Camfil Svenska AB
World leader in air filtration – “Clean air – a human right?
“By the end of the world”, in Trosa, you´ll find the world leader in manufacturing air filters – Camfil. The Swedish family owned company with more than 5 billions of turnover on a global market is unknown outside the business, but was on the space shuttle together with Christer Fuglesang because of it´s world leading filtration technique.
Camfil was founded 1963 because of nuclear power. The Swedish government had established a nuclear power research center in Studsvik. Nuclear energy was something new,a research area that attracted the sharpest of brains. Gösta Larson, the founder of Camfil, realized an opportunity and became an agent for American manufactured industria filters. He figured out that nuclear power plants need air filters – filters of a new technology. Mr Larson went and convinced the technicians and researchers to sign a contract. He kept his promises and started the production with three employees.
Camfil of today has 3700 employees, 25 manufacturing plants around the world, sales companies in 25 different countries, agents and representatives in more than 50 countries. The turnover is 5,5 billion SEK (2014).
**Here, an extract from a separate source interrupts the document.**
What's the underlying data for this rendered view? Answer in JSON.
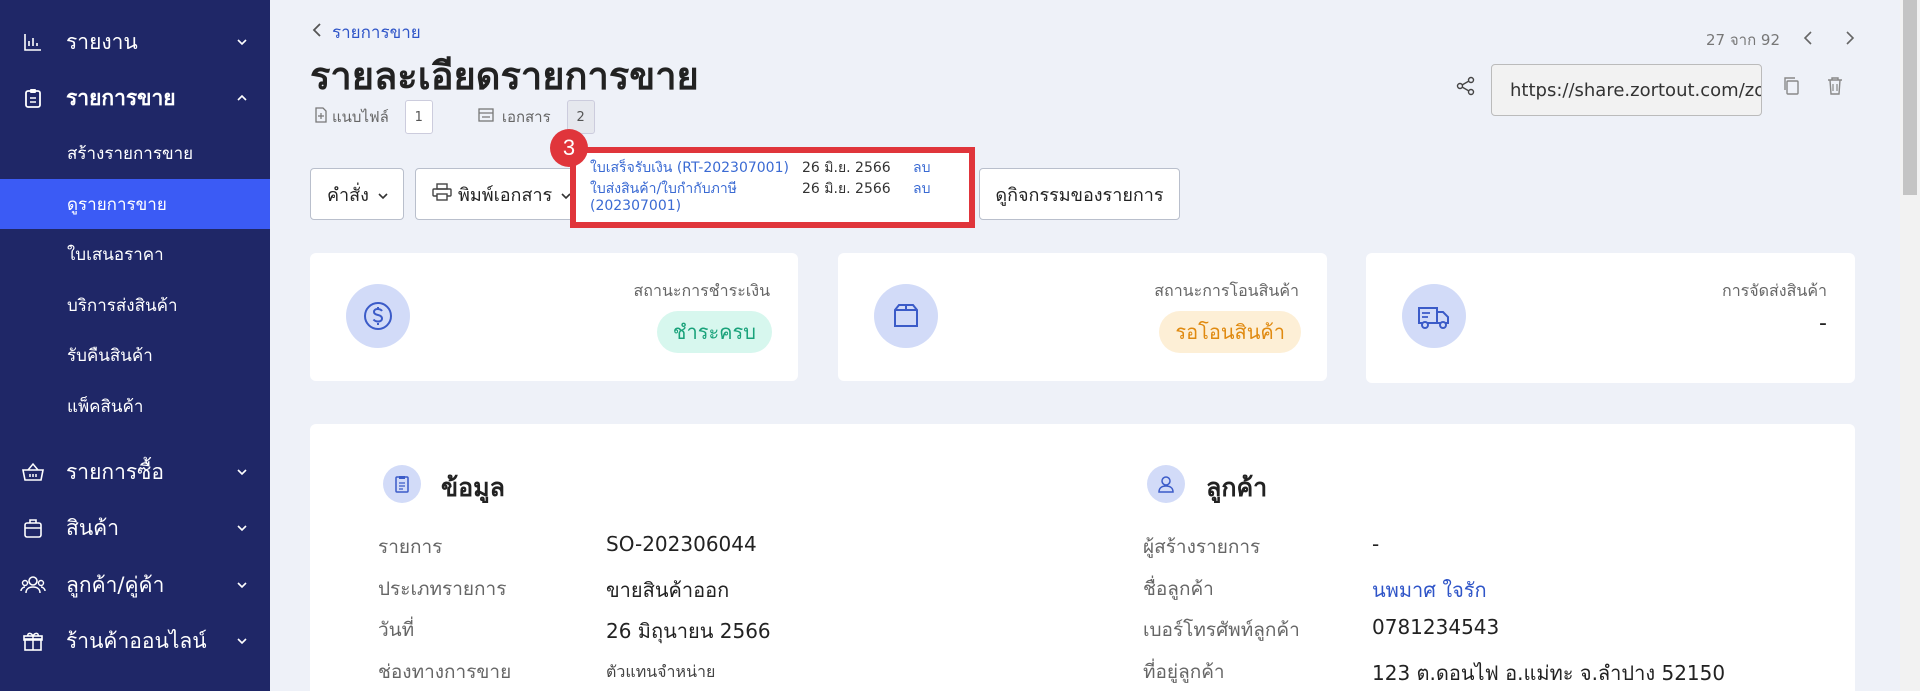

The research and development is built up with a new Tech-Center in Trosa, Sweden, where Camfil has the test and research equipment to investigate the pollutants in the air and with the SEM microscope look at nano particles, smaller than 0,1 µm. This is extremely important to be able to see when one is developing new filters for different applications. Within the TechCenter in Trosa there´s also the one and only full scale molecular laboratory, for this business, in the world. It´s built up to be able to test the efficiency and the lifetime of full sized filters by different gases that affects filters in real environment. Select the right carbon impregnation for a certain air cleaning purpose, and calculate it´s efficiency and life time. To be able to know what´s needed in different parts of the world Camfil has built eight 40´ containers with possibility to measure and compare four different filters in each container. The measurements of particle concentration, humidity and temperature are transferred to a computer in Trosa. The eight containers are placed in various cities around the world. In total Camfil has 70 persons around the world working with research to improve the indoor air quality (IAQ) for people’s health.
Camfil is segmented in different business units, Comfort air, Clean Processes, Power Systems, Air Pollution Control, Airborne Molecular Contamination.
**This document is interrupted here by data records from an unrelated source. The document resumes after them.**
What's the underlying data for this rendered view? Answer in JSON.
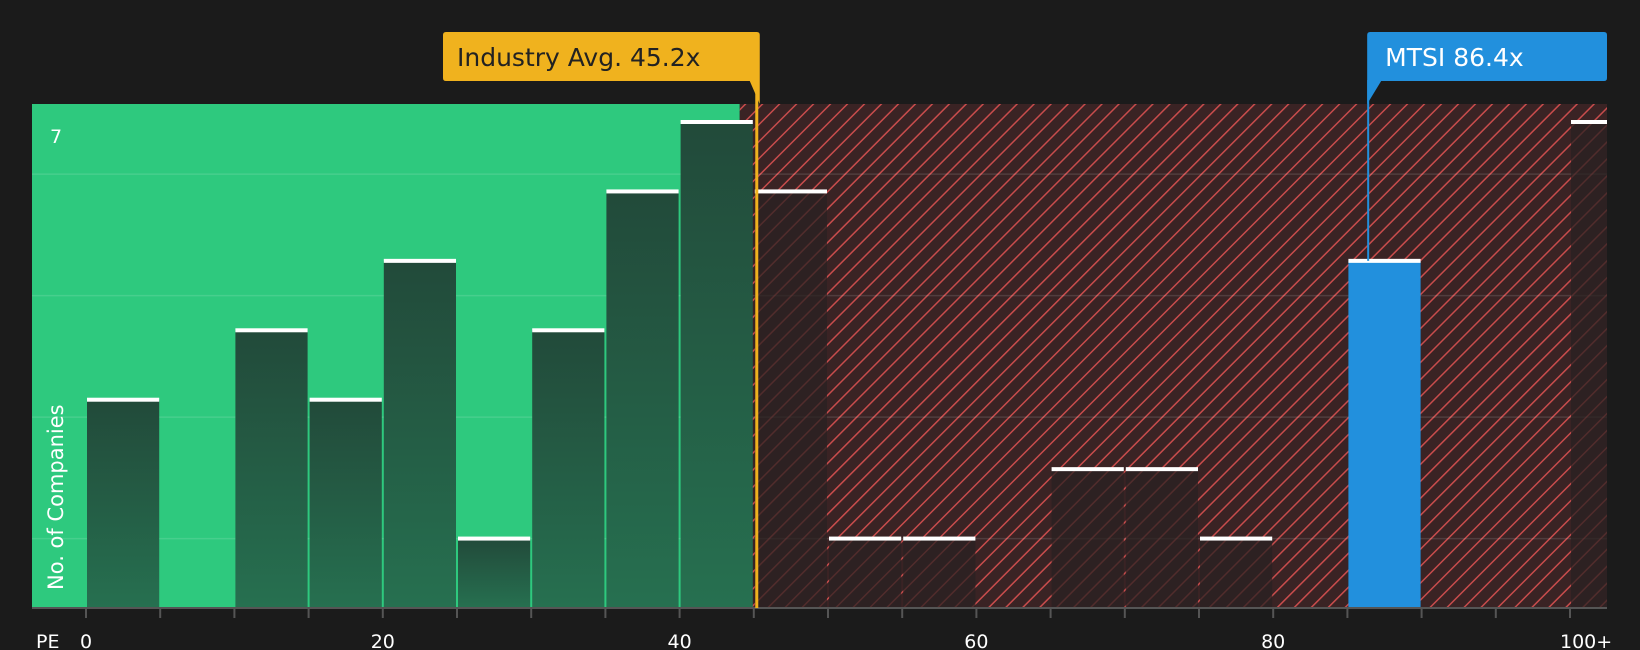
{
  "chart_data": {
    "type": "bar",
    "xlabel": "PE",
    "ylabel": "No. of Companies",
    "x_range": [
      0,
      102.5
    ],
    "bin_width": 5,
    "ylim": [
      0,
      7
    ],
    "y_ticks_shown": [
      7
    ],
    "x_ticks": [
      {
        "value": 0,
        "label": "0"
      },
      {
        "value": 20,
        "label": "20"
      },
      {
        "value": 40,
        "label": "40"
      },
      {
        "value": 60,
        "label": "60"
      },
      {
        "value": 80,
        "label": "80"
      },
      {
        "value": 100,
        "label": "100+"
      }
    ],
    "bins": [
      {
        "x0": 0,
        "x1": 5,
        "count": 3
      },
      {
        "x0": 10,
        "x1": 15,
        "count": 4
      },
      {
        "x0": 15,
        "x1": 20,
        "count": 3
      },
      {
        "x0": 20,
        "x1": 25,
        "count": 5
      },
      {
        "x0": 25,
        "x1": 30,
        "count": 1
      },
      {
        "x0": 30,
        "x1": 35,
        "count": 4
      },
      {
        "x0": 35,
        "x1": 40,
        "count": 6
      },
      {
        "x0": 40,
        "x1": 45,
        "count": 7
      },
      {
        "x0": 45,
        "x1": 50,
        "count": 6
      },
      {
        "x0": 50,
        "x1": 55,
        "count": 1
      },
      {
        "x0": 55,
        "x1": 60,
        "count": 1
      },
      {
        "x0": 65,
        "x1": 70,
        "count": 2
      },
      {
        "x0": 70,
        "x1": 75,
        "count": 2
      },
      {
        "x0": 75,
        "x1": 80,
        "count": 1
      },
      {
        "x0": 85,
        "x1": 90,
        "count": 5,
        "highlight": true
      },
      {
        "x0": 100,
        "x1": 105,
        "count": 7
      }
    ],
    "industry_avg": {
      "label": "Industry Avg. 45.2x",
      "value": 45.2
    },
    "company": {
      "label": "MTSI 86.4x",
      "value": 86.4
    },
    "grid": true,
    "colors": {
      "background": "#1b1b1b",
      "good_zone": "#2ec97e",
      "bad_zone": "#3a2324",
      "hatch": "#c84c4c",
      "bar_dark": "#224a3a",
      "bar_dark_bottom": "#267050",
      "bar_bad": "#2a2222",
      "highlight_bar": "#2290dd",
      "industry": "#f0b21e",
      "industry_text": "#222222",
      "company": "#2290dd",
      "company_text": "#ffffff",
      "bar_cap": "#ffffff"
    }
  }
}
Camfil is a member of all technical committees, as for example ASHRAE in the US and Eurovent, the European branch organization, around the world and takes initiative to improve the standards and methods to guarantee the performance of air filters in all types, from coarse filters to fine air filters, micro filters and molecular filtration.
Camfil is an active member of the European branch organization, Eurovent, where all standards and new development regarding fine air filters are discussed and promoted. The latest project was to improve the European Energy Efficiency Classification for fine filters. The guide line, Eurovent 4/21-2014, is decided and the program, with classifying filters in A+ – E, from January 2015.
Indoor Air Quality
People drinks 2-3 liters of water, eats about 1 kg of food and breathe around 25 kg of air every 24 hours. We are very keen on food and beverage but do we know what we breathe? We need good air filters to remove the particles and pollution the ventilation unit brings in by the air. Not all filters are the same – even when they are in the same class. The new European standard for air filters (EN779:2012) came into force in 2012. Its purpose is to classify air filters based on their lowest filtration efficiency, Minimum Efficiency (ME). The standard is an initiative that we welcome and a step towards better indoor environments. The new standard will help to eradicate a number of problems. One of these is presented by electrostatic charged synthetic filters. While such filters can demonstrate good initial filtration efficiency, they discharge extremely rapidly. This entails a considerable deterioration in their air cleaning ability. Unfortunately, one result of the foregoing is that far too many European properties are now using F7 class filters that have ME values of between 5 and 10 percent. This means that as much as 90 to 95 percent of the contaminants in the outdoor air find their way into buildings and pollute the indoor environment. By basing classification on ME value, the new standard will force these filters out of the market. At the same time, it will contribute to the development of synthetic filter materials offering considerably higher particle separation.